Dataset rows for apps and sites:
▬▬▬▬▬▬▬▬▬▬

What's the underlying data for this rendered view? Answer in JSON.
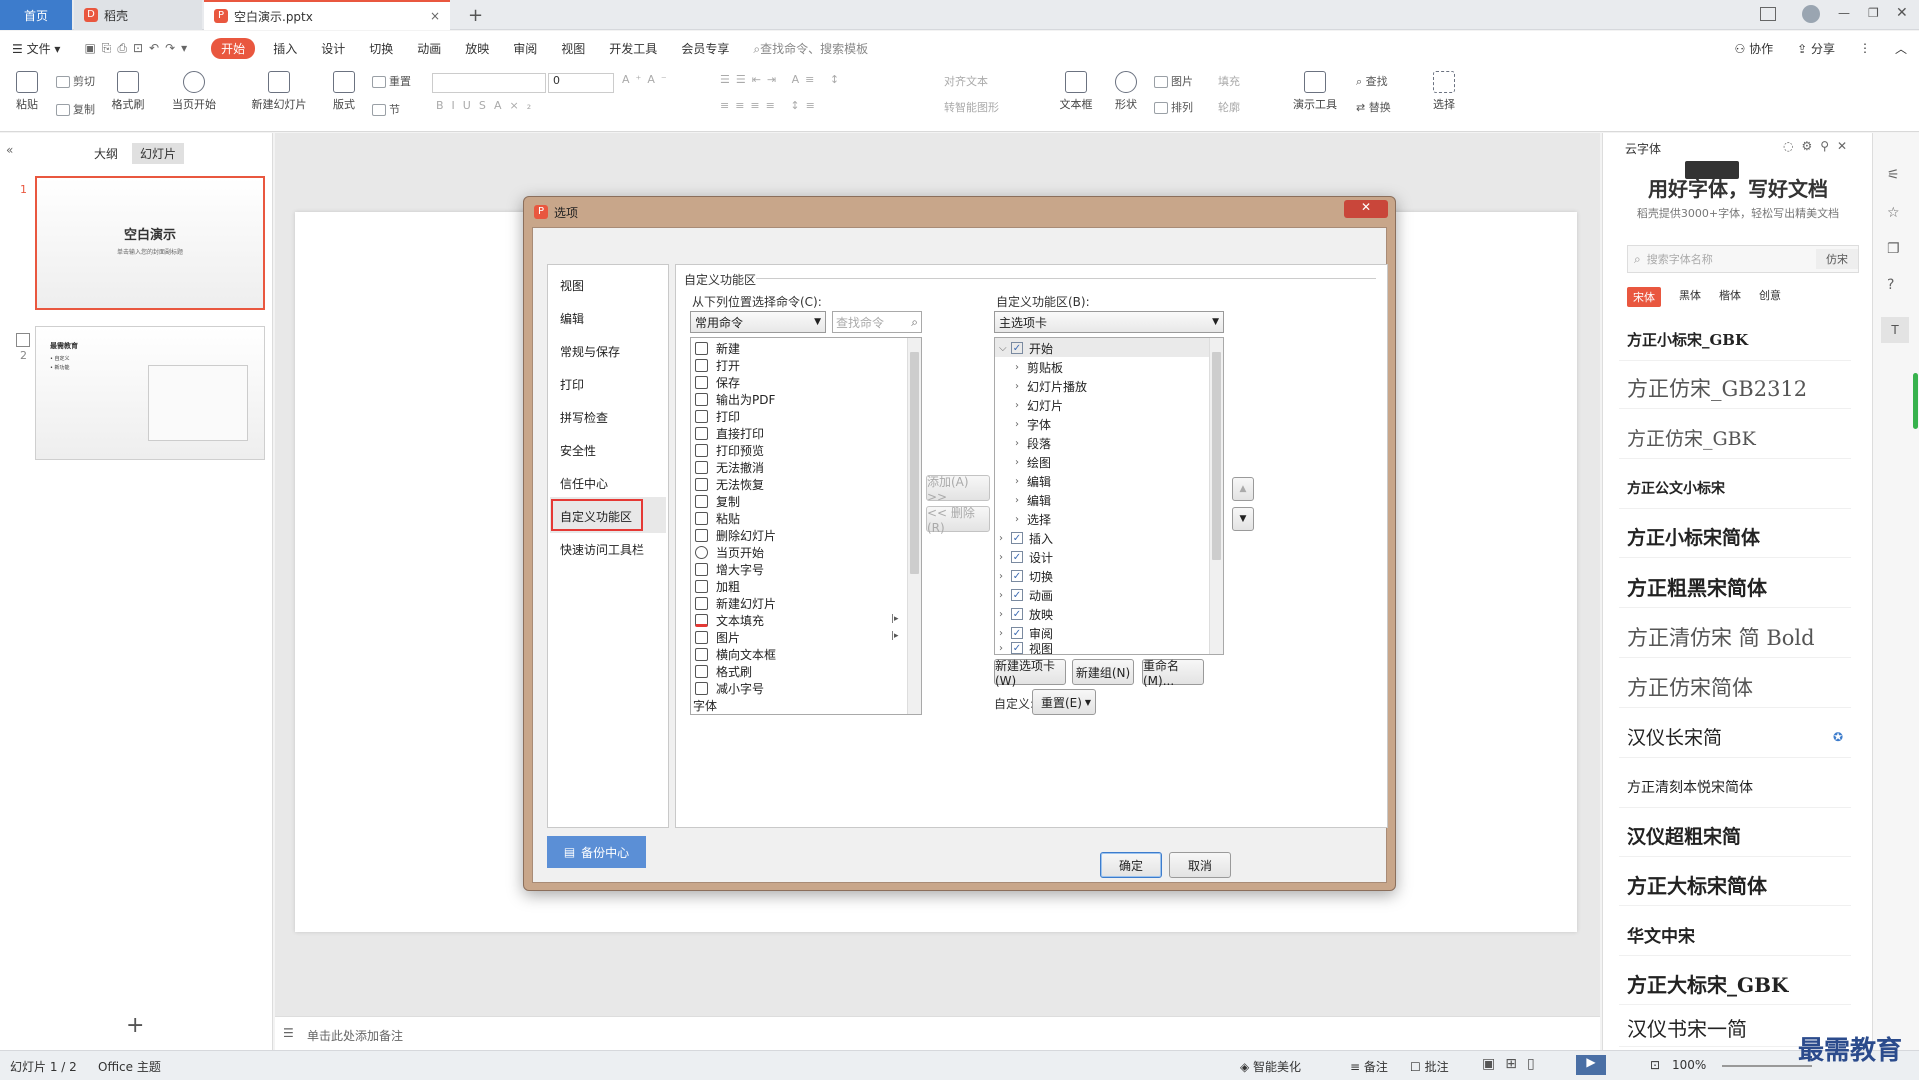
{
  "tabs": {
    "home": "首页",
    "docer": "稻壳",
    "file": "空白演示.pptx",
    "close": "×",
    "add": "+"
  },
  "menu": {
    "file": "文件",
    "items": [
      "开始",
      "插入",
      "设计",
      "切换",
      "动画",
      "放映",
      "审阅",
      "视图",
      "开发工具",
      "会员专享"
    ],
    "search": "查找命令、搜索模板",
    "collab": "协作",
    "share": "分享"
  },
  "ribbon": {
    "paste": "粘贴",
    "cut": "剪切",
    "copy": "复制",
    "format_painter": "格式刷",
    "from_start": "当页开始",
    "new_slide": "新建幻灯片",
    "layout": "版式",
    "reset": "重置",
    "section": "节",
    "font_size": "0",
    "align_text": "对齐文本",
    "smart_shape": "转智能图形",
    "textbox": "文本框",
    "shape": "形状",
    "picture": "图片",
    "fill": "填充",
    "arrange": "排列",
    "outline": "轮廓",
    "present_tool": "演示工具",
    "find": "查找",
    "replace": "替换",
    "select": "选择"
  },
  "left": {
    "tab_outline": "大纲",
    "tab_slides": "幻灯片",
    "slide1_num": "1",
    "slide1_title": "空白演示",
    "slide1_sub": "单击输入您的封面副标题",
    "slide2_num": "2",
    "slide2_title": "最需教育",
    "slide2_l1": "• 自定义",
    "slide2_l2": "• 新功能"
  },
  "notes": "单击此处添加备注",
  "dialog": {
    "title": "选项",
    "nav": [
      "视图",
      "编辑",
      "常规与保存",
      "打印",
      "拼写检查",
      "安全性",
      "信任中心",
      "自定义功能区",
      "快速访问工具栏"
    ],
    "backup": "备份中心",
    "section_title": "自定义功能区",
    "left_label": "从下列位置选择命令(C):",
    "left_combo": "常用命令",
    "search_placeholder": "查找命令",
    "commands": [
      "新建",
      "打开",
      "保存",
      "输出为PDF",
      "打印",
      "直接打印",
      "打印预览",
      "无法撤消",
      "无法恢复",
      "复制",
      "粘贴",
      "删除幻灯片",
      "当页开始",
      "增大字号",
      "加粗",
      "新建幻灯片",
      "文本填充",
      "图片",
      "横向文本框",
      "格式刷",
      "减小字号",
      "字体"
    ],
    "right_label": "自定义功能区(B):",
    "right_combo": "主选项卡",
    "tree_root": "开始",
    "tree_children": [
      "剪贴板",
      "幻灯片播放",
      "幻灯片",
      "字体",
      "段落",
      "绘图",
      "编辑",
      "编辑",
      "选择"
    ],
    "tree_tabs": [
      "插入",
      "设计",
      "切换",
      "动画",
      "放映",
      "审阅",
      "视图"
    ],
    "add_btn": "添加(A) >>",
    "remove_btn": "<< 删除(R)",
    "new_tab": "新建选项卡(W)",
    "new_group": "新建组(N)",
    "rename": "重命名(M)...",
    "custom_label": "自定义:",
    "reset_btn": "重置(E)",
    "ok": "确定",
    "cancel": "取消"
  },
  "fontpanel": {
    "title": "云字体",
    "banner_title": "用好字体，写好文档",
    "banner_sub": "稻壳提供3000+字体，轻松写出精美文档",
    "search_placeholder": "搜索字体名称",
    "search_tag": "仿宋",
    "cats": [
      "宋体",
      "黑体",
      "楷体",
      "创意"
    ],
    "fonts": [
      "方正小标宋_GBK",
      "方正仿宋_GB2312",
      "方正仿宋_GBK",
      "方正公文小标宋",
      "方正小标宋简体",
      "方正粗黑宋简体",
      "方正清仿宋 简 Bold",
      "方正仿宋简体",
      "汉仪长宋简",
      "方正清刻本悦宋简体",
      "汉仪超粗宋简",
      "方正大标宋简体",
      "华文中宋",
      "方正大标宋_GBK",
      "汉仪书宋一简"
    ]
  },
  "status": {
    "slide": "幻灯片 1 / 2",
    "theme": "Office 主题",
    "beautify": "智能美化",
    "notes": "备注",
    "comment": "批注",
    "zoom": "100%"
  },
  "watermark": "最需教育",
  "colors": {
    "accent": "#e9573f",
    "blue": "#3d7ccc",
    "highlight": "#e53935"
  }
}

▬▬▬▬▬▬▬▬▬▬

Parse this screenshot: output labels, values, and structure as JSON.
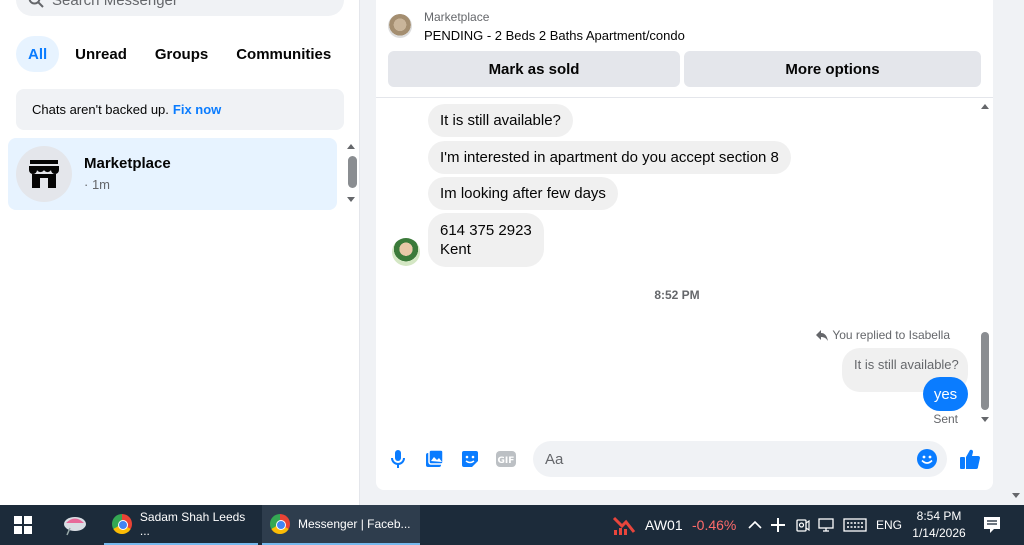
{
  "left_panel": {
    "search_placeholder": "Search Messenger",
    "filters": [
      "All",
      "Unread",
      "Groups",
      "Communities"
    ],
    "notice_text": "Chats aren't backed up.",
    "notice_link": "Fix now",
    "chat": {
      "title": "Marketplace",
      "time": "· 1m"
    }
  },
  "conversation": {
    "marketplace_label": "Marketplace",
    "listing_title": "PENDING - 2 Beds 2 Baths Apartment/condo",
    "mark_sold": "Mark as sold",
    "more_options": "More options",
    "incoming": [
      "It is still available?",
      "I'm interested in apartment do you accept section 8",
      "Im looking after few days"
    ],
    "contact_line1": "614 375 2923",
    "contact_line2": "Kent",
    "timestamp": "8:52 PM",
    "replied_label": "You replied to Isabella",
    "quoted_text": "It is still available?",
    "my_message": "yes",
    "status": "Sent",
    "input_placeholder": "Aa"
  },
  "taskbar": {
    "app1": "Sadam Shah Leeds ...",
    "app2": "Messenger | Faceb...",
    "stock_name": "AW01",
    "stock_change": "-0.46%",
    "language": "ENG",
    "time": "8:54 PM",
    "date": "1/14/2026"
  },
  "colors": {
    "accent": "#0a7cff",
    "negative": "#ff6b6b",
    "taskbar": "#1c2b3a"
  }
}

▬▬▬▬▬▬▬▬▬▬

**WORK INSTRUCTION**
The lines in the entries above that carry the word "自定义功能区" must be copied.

**EXERCISE RESPONSE**
      "自定义功能区",
    "section_title": "自定义功能区",
    "right_label": "自定义功能区(B):",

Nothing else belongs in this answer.